DATASET EXTRACT START
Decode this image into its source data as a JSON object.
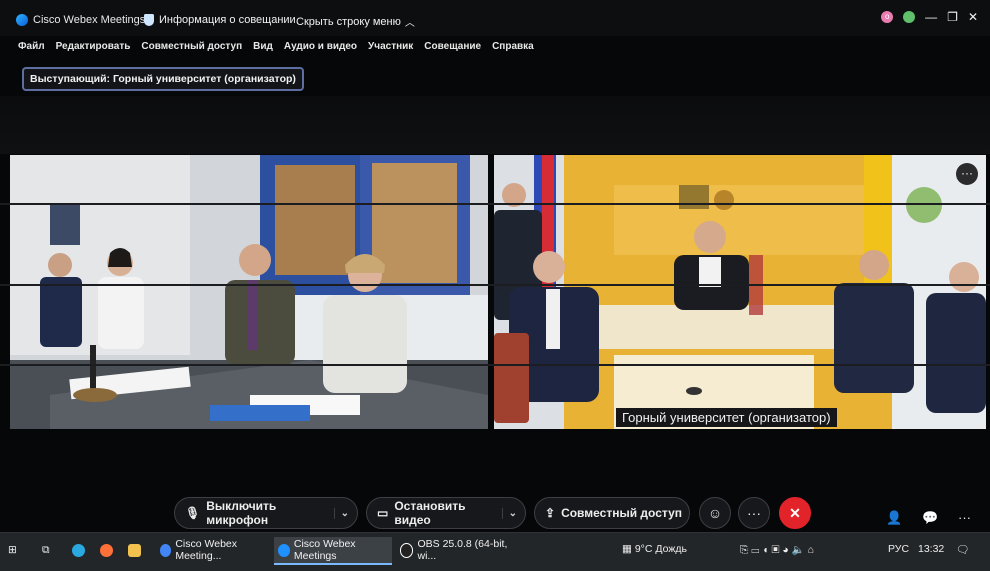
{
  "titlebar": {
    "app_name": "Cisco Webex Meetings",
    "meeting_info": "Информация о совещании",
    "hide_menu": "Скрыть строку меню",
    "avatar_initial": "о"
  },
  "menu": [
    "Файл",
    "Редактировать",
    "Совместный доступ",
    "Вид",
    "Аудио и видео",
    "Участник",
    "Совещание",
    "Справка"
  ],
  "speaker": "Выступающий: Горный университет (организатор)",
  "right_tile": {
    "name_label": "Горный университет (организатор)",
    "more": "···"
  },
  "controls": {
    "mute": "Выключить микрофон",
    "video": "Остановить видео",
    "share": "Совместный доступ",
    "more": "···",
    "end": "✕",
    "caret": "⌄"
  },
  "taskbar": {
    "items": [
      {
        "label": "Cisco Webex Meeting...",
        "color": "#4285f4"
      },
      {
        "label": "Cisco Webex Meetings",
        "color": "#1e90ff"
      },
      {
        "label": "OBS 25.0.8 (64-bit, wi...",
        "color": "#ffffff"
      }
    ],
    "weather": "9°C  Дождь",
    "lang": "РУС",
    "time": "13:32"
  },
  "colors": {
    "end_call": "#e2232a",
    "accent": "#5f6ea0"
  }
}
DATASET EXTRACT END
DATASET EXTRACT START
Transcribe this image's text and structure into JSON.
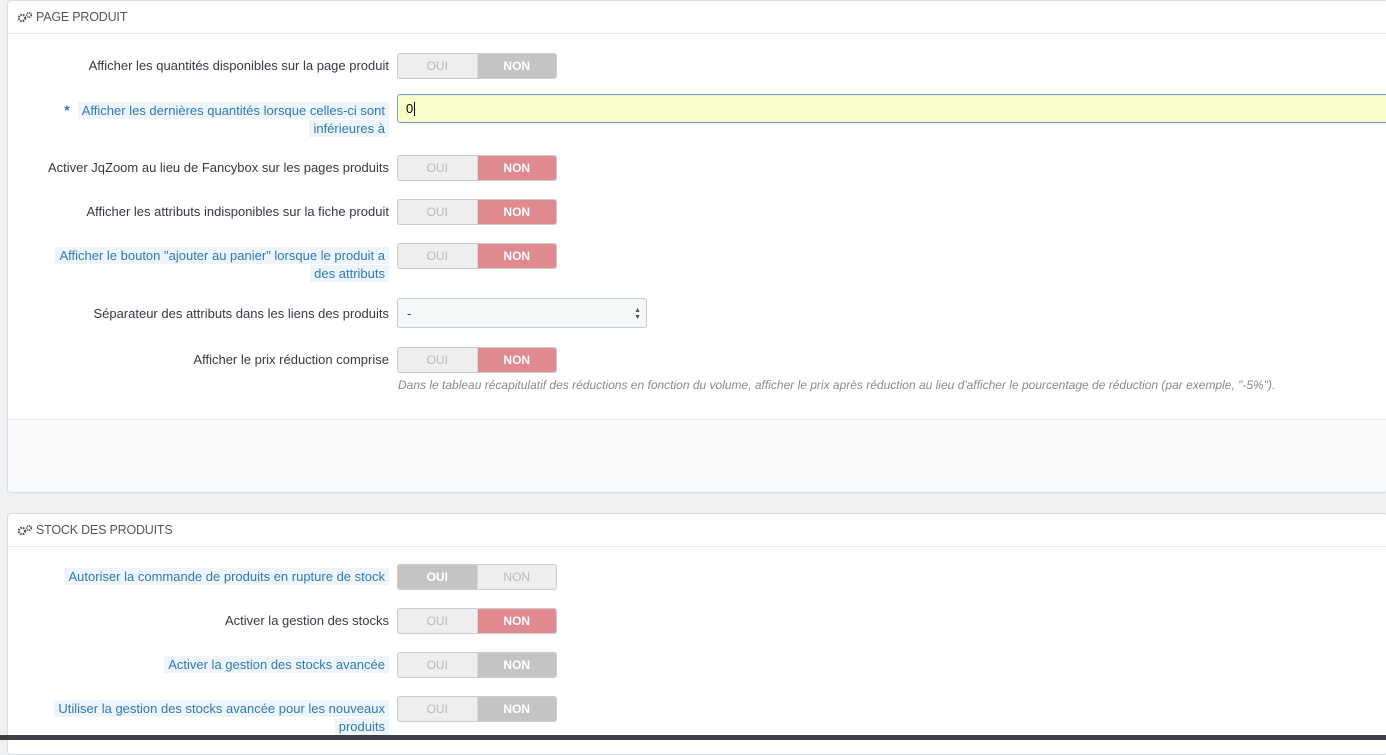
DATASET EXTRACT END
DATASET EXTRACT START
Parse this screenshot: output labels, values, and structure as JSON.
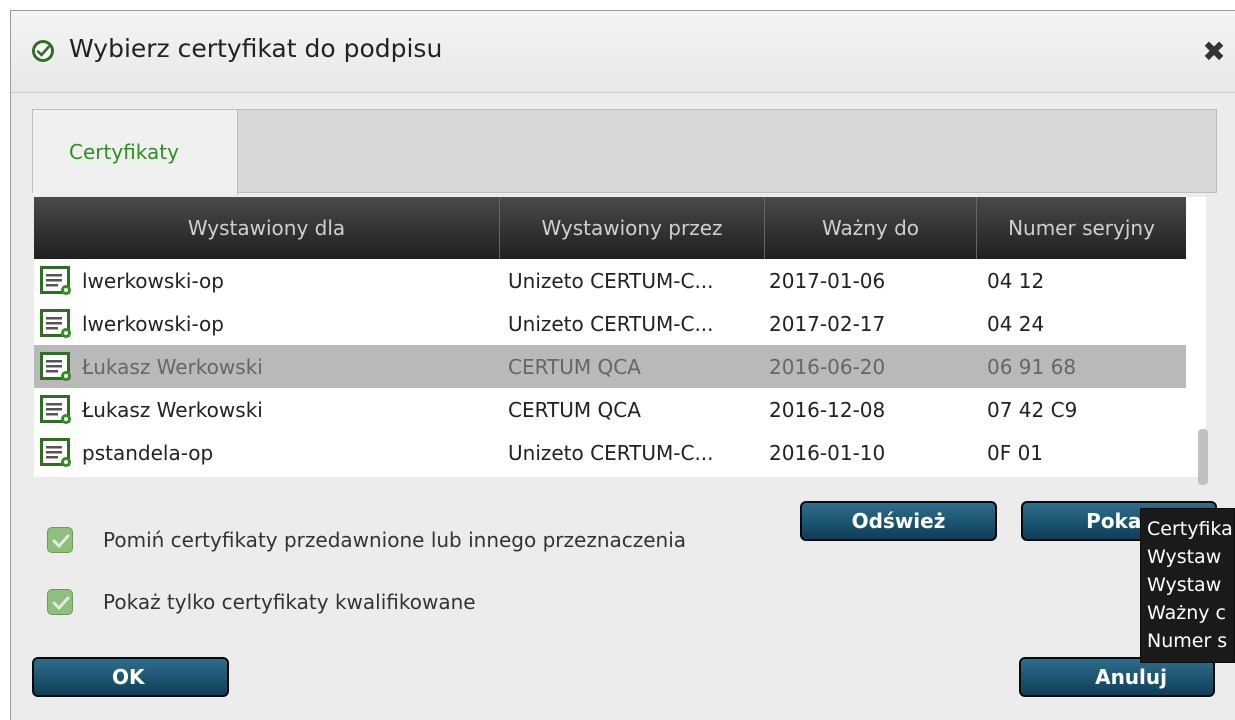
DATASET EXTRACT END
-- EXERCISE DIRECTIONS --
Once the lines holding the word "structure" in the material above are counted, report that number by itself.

-- RESPONSE --
2